NEW YORK (GenomeWeb News) – Three institutions – Boston Children's Hospital, the Medical College of Wisconsin, and the Children's Hospital of Wisconsin Research Institute – have launched a study to assess how genetics can influence pediatric patients' ability to respond to various drugs.
The research partners claim that the trial, called InforMED Kids, is the first pharmacogenetics study to be launched in the pediatric population. Boston Children's is currently enrolling children into InforMED Kids who have conditions that require multiple drugs, such as epilepsy, end-stage renal disease, inflammatory bowel disease, and heart conditions. The researchers may eventually enroll kids with psychiatric conditions.
To date, more than 220 children are partaking in the trial, and investigators hope to enroll 1,000 patients. "Ultimately, our goal is to offer this testing to all patients at the hospital," Shannon Manzi, the study's principal investigator at Boston Children's Department of Pharmacy, said in a statement.
The genetic analysis for the study is being conducted at the Medical College of Wisconsin, which offers a broad PGx testing panel. After results are returned to the physicians, the children's parents are invited to discuss them with the doctor.
Families can discuss the information further with a genetic counselor if they feel the need. Investigators plan to gauge whether the families found the PGx information useful in managing the health of their kids.
According to Manzi, as more data accumulates on the genetic underpinning of drug response through InforMED Kids, researchers will store that data in a repository with which they hope to inform and develop treatment guidelines. The PGx information from the study will also be integrated as part of a child's electronic medical record, and the system will alert healthcare providers when a prescribed drug could cause an adverse event. The research partners all have EMR systems in place that are already doing this to some degree.
"The study data will also be used to encourage health insurance companies to reimburse the cost of pharmacogenomic screening," the institutions said in a statement. "Whether current insurers will cover it, and to what extent, is still unclear."

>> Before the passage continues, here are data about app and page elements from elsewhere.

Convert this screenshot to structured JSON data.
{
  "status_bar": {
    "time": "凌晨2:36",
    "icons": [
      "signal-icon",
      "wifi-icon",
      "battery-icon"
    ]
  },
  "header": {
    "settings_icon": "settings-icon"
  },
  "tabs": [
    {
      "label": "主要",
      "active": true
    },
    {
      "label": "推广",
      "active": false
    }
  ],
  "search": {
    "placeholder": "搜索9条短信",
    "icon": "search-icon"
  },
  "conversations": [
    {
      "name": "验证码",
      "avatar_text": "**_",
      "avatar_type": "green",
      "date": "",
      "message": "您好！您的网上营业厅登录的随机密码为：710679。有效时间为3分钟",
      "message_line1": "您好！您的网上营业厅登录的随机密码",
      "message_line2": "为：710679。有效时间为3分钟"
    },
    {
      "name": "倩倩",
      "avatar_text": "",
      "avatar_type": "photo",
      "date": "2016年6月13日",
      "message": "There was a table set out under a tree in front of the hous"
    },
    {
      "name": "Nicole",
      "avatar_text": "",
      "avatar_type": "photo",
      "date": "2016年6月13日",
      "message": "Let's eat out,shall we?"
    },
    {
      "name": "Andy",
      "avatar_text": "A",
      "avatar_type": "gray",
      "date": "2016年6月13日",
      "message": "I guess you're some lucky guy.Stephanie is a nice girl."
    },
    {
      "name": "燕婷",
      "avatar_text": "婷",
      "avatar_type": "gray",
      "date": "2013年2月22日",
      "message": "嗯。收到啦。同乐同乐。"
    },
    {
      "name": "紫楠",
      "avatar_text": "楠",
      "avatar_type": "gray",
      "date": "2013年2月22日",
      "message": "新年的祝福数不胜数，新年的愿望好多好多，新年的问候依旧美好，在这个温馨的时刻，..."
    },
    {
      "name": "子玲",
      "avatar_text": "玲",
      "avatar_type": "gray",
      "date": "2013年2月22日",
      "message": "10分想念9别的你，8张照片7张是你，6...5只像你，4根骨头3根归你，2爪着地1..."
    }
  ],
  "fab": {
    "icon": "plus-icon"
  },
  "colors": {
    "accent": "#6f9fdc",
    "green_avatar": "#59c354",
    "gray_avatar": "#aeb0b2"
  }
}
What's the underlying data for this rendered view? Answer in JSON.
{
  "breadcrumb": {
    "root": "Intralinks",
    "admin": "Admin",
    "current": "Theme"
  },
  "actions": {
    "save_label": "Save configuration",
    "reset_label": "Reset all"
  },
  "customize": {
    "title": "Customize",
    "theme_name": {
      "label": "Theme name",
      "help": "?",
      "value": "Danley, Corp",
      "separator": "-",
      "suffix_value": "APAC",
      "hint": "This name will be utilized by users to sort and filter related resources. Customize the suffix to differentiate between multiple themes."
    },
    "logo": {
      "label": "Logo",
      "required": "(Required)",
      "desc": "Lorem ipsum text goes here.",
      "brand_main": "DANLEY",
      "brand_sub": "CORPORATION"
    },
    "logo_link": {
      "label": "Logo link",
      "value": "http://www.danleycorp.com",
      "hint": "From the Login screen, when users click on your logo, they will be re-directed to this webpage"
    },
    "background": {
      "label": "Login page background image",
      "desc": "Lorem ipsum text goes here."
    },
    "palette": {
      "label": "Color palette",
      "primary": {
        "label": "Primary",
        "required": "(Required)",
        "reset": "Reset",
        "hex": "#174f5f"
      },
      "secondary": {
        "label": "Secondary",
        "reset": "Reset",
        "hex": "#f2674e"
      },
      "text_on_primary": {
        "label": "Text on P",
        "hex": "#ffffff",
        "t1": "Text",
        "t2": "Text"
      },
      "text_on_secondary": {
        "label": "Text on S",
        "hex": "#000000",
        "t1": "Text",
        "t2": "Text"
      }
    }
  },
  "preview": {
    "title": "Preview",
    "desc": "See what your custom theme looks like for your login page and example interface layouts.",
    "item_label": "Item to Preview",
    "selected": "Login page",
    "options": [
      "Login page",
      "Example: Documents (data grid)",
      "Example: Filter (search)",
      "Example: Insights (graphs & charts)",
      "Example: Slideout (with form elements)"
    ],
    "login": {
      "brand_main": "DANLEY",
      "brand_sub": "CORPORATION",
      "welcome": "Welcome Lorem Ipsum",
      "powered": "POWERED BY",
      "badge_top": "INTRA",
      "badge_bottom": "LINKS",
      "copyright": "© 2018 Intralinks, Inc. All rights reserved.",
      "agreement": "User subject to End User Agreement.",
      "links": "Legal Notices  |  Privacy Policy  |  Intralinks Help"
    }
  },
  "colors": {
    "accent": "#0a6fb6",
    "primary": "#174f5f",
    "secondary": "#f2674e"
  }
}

It is estimated that approximately 70,000 children experience adverse drug effects each year in the US.